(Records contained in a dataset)

_ _ _ _

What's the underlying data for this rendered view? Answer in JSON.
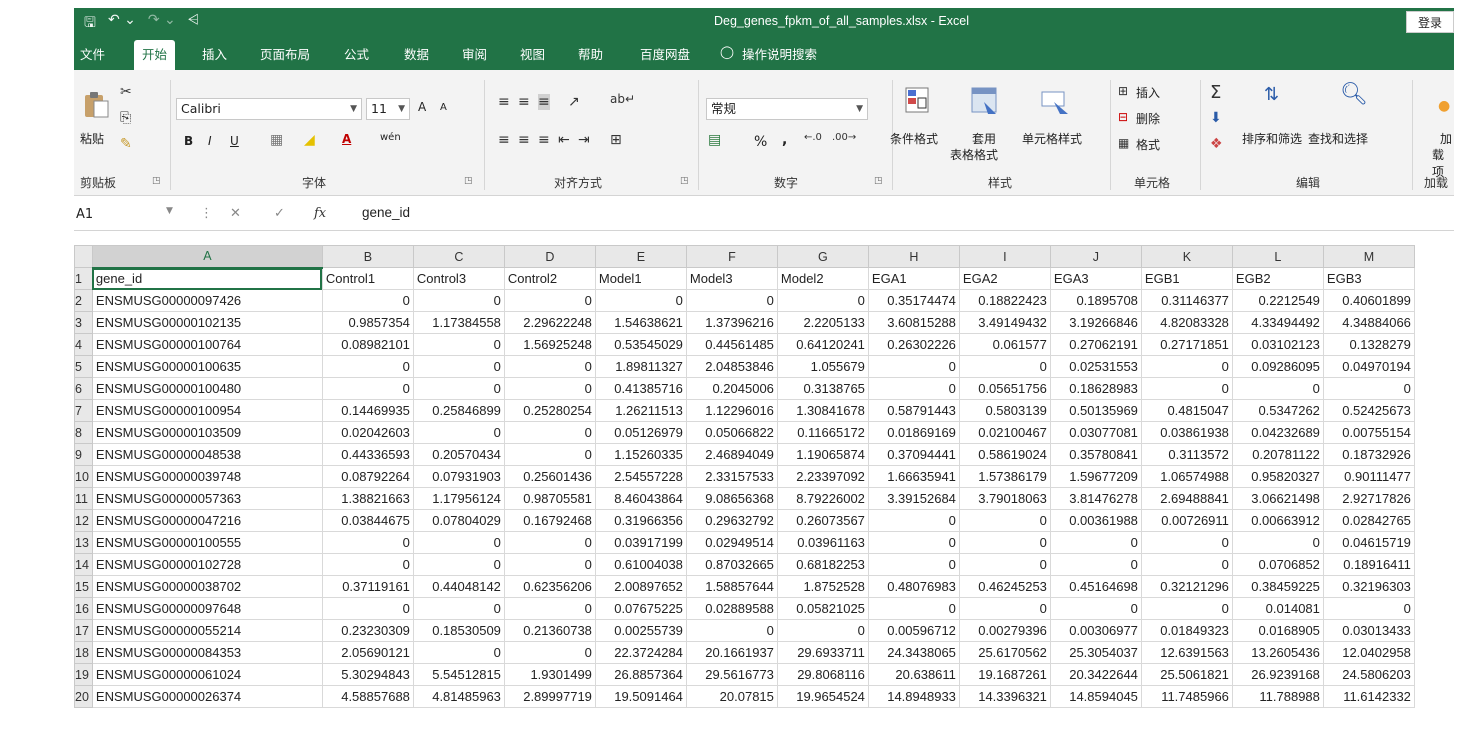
{
  "window": {
    "title": "Deg_genes_fpkm_of_all_samples.xlsx  -  Excel",
    "login": "登录",
    "qat_icons": [
      "save-icon",
      "undo-icon",
      "redo-icon",
      "customize-icon"
    ]
  },
  "tabs": [
    "文件",
    "开始",
    "插入",
    "页面布局",
    "公式",
    "数据",
    "审阅",
    "视图",
    "帮助",
    "百度网盘",
    "操作说明搜索"
  ],
  "active_tab": "开始",
  "ribbon": {
    "clipboard": {
      "paste": "粘贴",
      "group": "剪贴板"
    },
    "font": {
      "name": "Calibri",
      "size": "11",
      "bold": "B",
      "italic": "I",
      "underline": "U",
      "group": "字体",
      "grow": "A",
      "shrink": "A",
      "phonetic": "wén"
    },
    "alignment": {
      "group": "对齐方式"
    },
    "number": {
      "format": "常规",
      "percent": "%",
      "comma": ",",
      "group": "数字"
    },
    "styles": {
      "conditional": "条件格式",
      "table1": "套用",
      "table2": "表格格式",
      "cell_styles": "单元格样式",
      "group": "样式"
    },
    "cells": {
      "insert": "插入",
      "delete": "删除",
      "format": "格式",
      "group": "单元格"
    },
    "editing": {
      "sort": "排序和筛选",
      "find": "查找和选择",
      "group": "编辑"
    },
    "addins": {
      "label1": "加",
      "label2": "载项",
      "group": "加载"
    }
  },
  "formula_bar": {
    "name_box": "A1",
    "fx": "fx",
    "formula": "gene_id"
  },
  "grid": {
    "columns": [
      "A",
      "B",
      "C",
      "D",
      "E",
      "F",
      "G",
      "H",
      "I",
      "J",
      "K",
      "L",
      "M"
    ],
    "selected_cell": "A1",
    "rows": [
      {
        "n": "1",
        "cells": [
          "gene_id",
          "Control1",
          "Control3",
          "Control2",
          "Model1",
          "Model3",
          "Model2",
          "EGA1",
          "EGA2",
          "EGA3",
          "EGB1",
          "EGB2",
          "EGB3"
        ]
      },
      {
        "n": "2",
        "cells": [
          "ENSMUSG00000097426",
          "0",
          "0",
          "0",
          "0",
          "0",
          "0",
          "0.35174474",
          "0.18822423",
          "0.1895708",
          "0.31146377",
          "0.2212549",
          "0.40601899"
        ]
      },
      {
        "n": "3",
        "cells": [
          "ENSMUSG00000102135",
          "0.9857354",
          "1.17384558",
          "2.29622248",
          "1.54638621",
          "1.37396216",
          "2.2205133",
          "3.60815288",
          "3.49149432",
          "3.19266846",
          "4.82083328",
          "4.33494492",
          "4.34884066"
        ]
      },
      {
        "n": "4",
        "cells": [
          "ENSMUSG00000100764",
          "0.08982101",
          "0",
          "1.56925248",
          "0.53545029",
          "0.44561485",
          "0.64120241",
          "0.26302226",
          "0.061577",
          "0.27062191",
          "0.27171851",
          "0.03102123",
          "0.1328279"
        ]
      },
      {
        "n": "5",
        "cells": [
          "ENSMUSG00000100635",
          "0",
          "0",
          "0",
          "1.89811327",
          "2.04853846",
          "1.055679",
          "0",
          "0",
          "0.02531553",
          "0",
          "0.09286095",
          "0.04970194"
        ]
      },
      {
        "n": "6",
        "cells": [
          "ENSMUSG00000100480",
          "0",
          "0",
          "0",
          "0.41385716",
          "0.2045006",
          "0.3138765",
          "0",
          "0.05651756",
          "0.18628983",
          "0",
          "0",
          "0"
        ]
      },
      {
        "n": "7",
        "cells": [
          "ENSMUSG00000100954",
          "0.14469935",
          "0.25846899",
          "0.25280254",
          "1.26211513",
          "1.12296016",
          "1.30841678",
          "0.58791443",
          "0.5803139",
          "0.50135969",
          "0.4815047",
          "0.5347262",
          "0.52425673"
        ]
      },
      {
        "n": "8",
        "cells": [
          "ENSMUSG00000103509",
          "0.02042603",
          "0",
          "0",
          "0.05126979",
          "0.05066822",
          "0.11665172",
          "0.01869169",
          "0.02100467",
          "0.03077081",
          "0.03861938",
          "0.04232689",
          "0.00755154"
        ]
      },
      {
        "n": "9",
        "cells": [
          "ENSMUSG00000048538",
          "0.44336593",
          "0.20570434",
          "0",
          "1.15260335",
          "2.46894049",
          "1.19065874",
          "0.37094441",
          "0.58619024",
          "0.35780841",
          "0.3113572",
          "0.20781122",
          "0.18732926"
        ]
      },
      {
        "n": "10",
        "cells": [
          "ENSMUSG00000039748",
          "0.08792264",
          "0.07931903",
          "0.25601436",
          "2.54557228",
          "2.33157533",
          "2.23397092",
          "1.66635941",
          "1.57386179",
          "1.59677209",
          "1.06574988",
          "0.95820327",
          "0.90111477"
        ]
      },
      {
        "n": "11",
        "cells": [
          "ENSMUSG00000057363",
          "1.38821663",
          "1.17956124",
          "0.98705581",
          "8.46043864",
          "9.08656368",
          "8.79226002",
          "3.39152684",
          "3.79018063",
          "3.81476278",
          "2.69488841",
          "3.06621498",
          "2.92717826"
        ]
      },
      {
        "n": "12",
        "cells": [
          "ENSMUSG00000047216",
          "0.03844675",
          "0.07804029",
          "0.16792468",
          "0.31966356",
          "0.29632792",
          "0.26073567",
          "0",
          "0",
          "0.00361988",
          "0.00726911",
          "0.00663912",
          "0.02842765"
        ]
      },
      {
        "n": "13",
        "cells": [
          "ENSMUSG00000100555",
          "0",
          "0",
          "0",
          "0.03917199",
          "0.02949514",
          "0.03961163",
          "0",
          "0",
          "0",
          "0",
          "0",
          "0.04615719"
        ]
      },
      {
        "n": "14",
        "cells": [
          "ENSMUSG00000102728",
          "0",
          "0",
          "0",
          "0.61004038",
          "0.87032665",
          "0.68182253",
          "0",
          "0",
          "0",
          "0",
          "0.0706852",
          "0.18916411"
        ]
      },
      {
        "n": "15",
        "cells": [
          "ENSMUSG00000038702",
          "0.37119161",
          "0.44048142",
          "0.62356206",
          "2.00897652",
          "1.58857644",
          "1.8752528",
          "0.48076983",
          "0.46245253",
          "0.45164698",
          "0.32121296",
          "0.38459225",
          "0.32196303"
        ]
      },
      {
        "n": "16",
        "cells": [
          "ENSMUSG00000097648",
          "0",
          "0",
          "0",
          "0.07675225",
          "0.02889588",
          "0.05821025",
          "0",
          "0",
          "0",
          "0",
          "0.014081",
          "0"
        ]
      },
      {
        "n": "17",
        "cells": [
          "ENSMUSG00000055214",
          "0.23230309",
          "0.18530509",
          "0.21360738",
          "0.00255739",
          "0",
          "0",
          "0.00596712",
          "0.00279396",
          "0.00306977",
          "0.01849323",
          "0.0168905",
          "0.03013433"
        ]
      },
      {
        "n": "18",
        "cells": [
          "ENSMUSG00000084353",
          "2.05690121",
          "0",
          "0",
          "22.3724284",
          "20.1661937",
          "29.6933711",
          "24.3438065",
          "25.6170562",
          "25.3054037",
          "12.6391563",
          "13.2605436",
          "12.0402958"
        ]
      },
      {
        "n": "19",
        "cells": [
          "ENSMUSG00000061024",
          "5.30294843",
          "5.54512815",
          "1.9301499",
          "26.8857364",
          "29.5616773",
          "29.8068116",
          "20.638611",
          "19.1687261",
          "20.3422644",
          "25.5061821",
          "26.9239168",
          "24.5806203"
        ]
      },
      {
        "n": "20",
        "cells": [
          "ENSMUSG00000026374",
          "4.58857688",
          "4.81485963",
          "2.89997719",
          "19.5091464",
          "20.07815",
          "19.9654524",
          "14.8948933",
          "14.3396321",
          "14.8594045",
          "11.7485966",
          "11.788988",
          "11.6142332"
        ]
      }
    ]
  }
}
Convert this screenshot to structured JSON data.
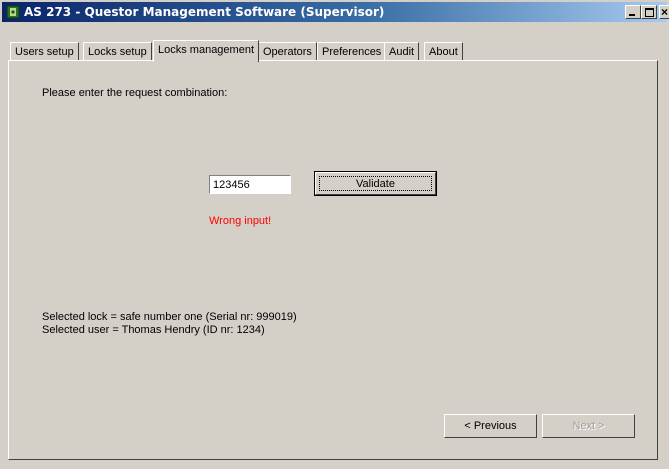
{
  "window": {
    "title": "AS 273 - Questor Management Software (Supervisor)",
    "title_bar_colors": {
      "start": "#0a246a",
      "end": "#a6caf0"
    },
    "controls": {
      "minimize": "minimize-icon",
      "maximize": "maximize-icon",
      "close": "close-icon"
    }
  },
  "tabs": [
    {
      "label": "Users setup",
      "active": false
    },
    {
      "label": "Locks setup",
      "active": false
    },
    {
      "label": "Locks management",
      "active": true
    },
    {
      "label": "Operators",
      "active": false
    },
    {
      "label": "Preferences",
      "active": false
    },
    {
      "label": "Audit",
      "active": false
    },
    {
      "label": "About",
      "active": false
    }
  ],
  "main": {
    "prompt": "Please enter the request combination:",
    "combination_value": "123456",
    "validate_label": "Validate",
    "error_message": "Wrong input!",
    "error_color": "#ff0000",
    "selected_lock": "Selected lock = safe number one (Serial nr: 999019)",
    "selected_user": "Selected user = Thomas Hendry (ID nr: 1234)",
    "previous_label": "< Previous",
    "next_label": "Next >",
    "next_enabled": false
  }
}
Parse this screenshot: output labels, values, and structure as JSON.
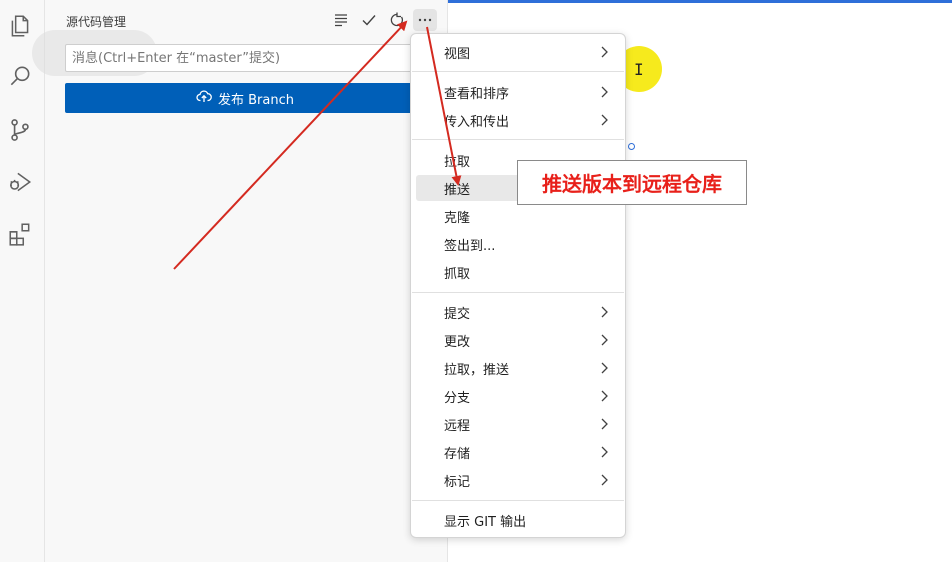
{
  "panel": {
    "title": "源代码管理",
    "commit_placeholder": "消息(Ctrl+Enter 在“master”提交)",
    "publish_label": "发布 Branch"
  },
  "menu": {
    "items": [
      {
        "label": "视图",
        "submenu": true
      },
      {
        "label": "查看和排序",
        "submenu": true
      },
      {
        "label": "传入和传出",
        "submenu": true
      },
      {
        "label": "拉取",
        "submenu": false
      },
      {
        "label": "推送",
        "submenu": false,
        "hover": true
      },
      {
        "label": "克隆",
        "submenu": false
      },
      {
        "label": "签出到...",
        "submenu": false
      },
      {
        "label": "抓取",
        "submenu": false
      },
      {
        "label": "提交",
        "submenu": true
      },
      {
        "label": "更改",
        "submenu": true
      },
      {
        "label": "拉取，推送",
        "submenu": true
      },
      {
        "label": "分支",
        "submenu": true
      },
      {
        "label": "远程",
        "submenu": true
      },
      {
        "label": "存储",
        "submenu": true
      },
      {
        "label": "标记",
        "submenu": true
      },
      {
        "label": "显示 GIT 输出",
        "submenu": false
      }
    ]
  },
  "annotation": {
    "text": "推送版本到远程仓库",
    "color": "#e8201a"
  },
  "colors": {
    "accent": "#005fb8",
    "arrow": "#d42a20",
    "cursor_highlight": "#f6ea1d"
  },
  "icons": {
    "activity": [
      "files-icon",
      "search-icon",
      "source-control-icon",
      "run-debug-icon",
      "extensions-icon"
    ],
    "panel_actions": [
      "view-as-tree-icon",
      "commit-check-icon",
      "refresh-icon",
      "more-actions-icon"
    ]
  }
}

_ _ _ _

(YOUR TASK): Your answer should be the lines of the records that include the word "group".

(ANSWER FOR THE TASK):
      "group": "剪贴板"
      "group": "字体",
      "group": "对齐方式"
      "group": "数字"
      "group": "样式"
      "group": "单元格"
      "group": "编辑"
      "group": "加载"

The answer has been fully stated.